» Task instructions: An exact copy of the entries is required, with every image omitted.

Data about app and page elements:
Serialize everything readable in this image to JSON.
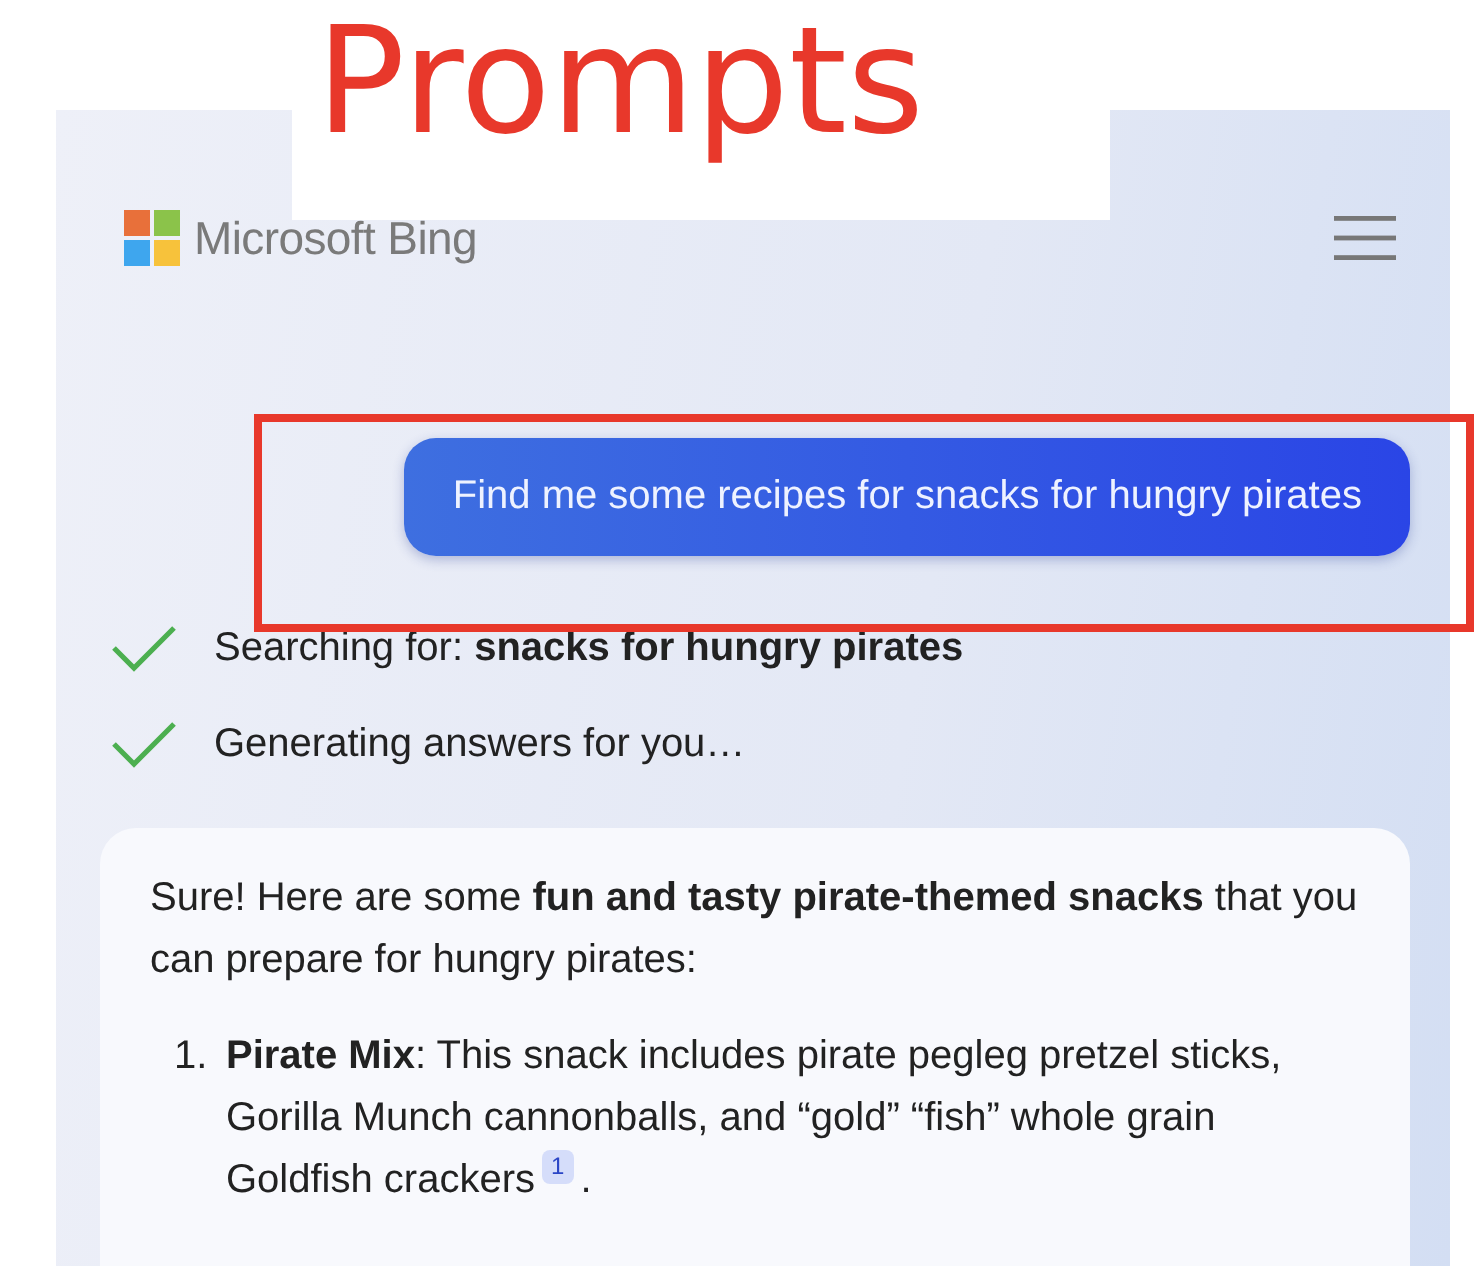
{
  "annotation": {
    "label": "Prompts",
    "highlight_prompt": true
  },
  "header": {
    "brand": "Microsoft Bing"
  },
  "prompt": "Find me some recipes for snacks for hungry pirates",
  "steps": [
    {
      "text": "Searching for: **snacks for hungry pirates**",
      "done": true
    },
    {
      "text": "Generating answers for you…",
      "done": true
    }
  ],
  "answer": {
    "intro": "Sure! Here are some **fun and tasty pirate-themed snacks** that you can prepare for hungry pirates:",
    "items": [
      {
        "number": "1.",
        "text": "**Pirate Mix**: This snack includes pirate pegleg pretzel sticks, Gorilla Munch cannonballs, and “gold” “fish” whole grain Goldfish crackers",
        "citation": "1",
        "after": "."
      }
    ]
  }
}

» Exercise solution:
Serialize everything readable in this image to JSON.
{
  "annotation": {
    "label": "Prompts",
    "highlight_prompt": true
  },
  "header": {
    "brand": "Microsoft Bing"
  },
  "prompt": "Find me some recipes for snacks for hungry pirates",
  "steps": [
    {
      "text": "Searching for: **snacks for hungry pirates**",
      "done": true
    },
    {
      "text": "Generating answers for you…",
      "done": true
    }
  ],
  "answer": {
    "intro": "Sure! Here are some **fun and tasty pirate-themed snacks** that you can prepare for hungry pirates:",
    "items": [
      {
        "number": "1.",
        "text": "**Pirate Mix**: This snack includes pirate pegleg pretzel sticks, Gorilla Munch cannonballs, and “gold” “fish” whole grain Goldfish crackers",
        "citation": "1",
        "after": "."
      }
    ]
  }
}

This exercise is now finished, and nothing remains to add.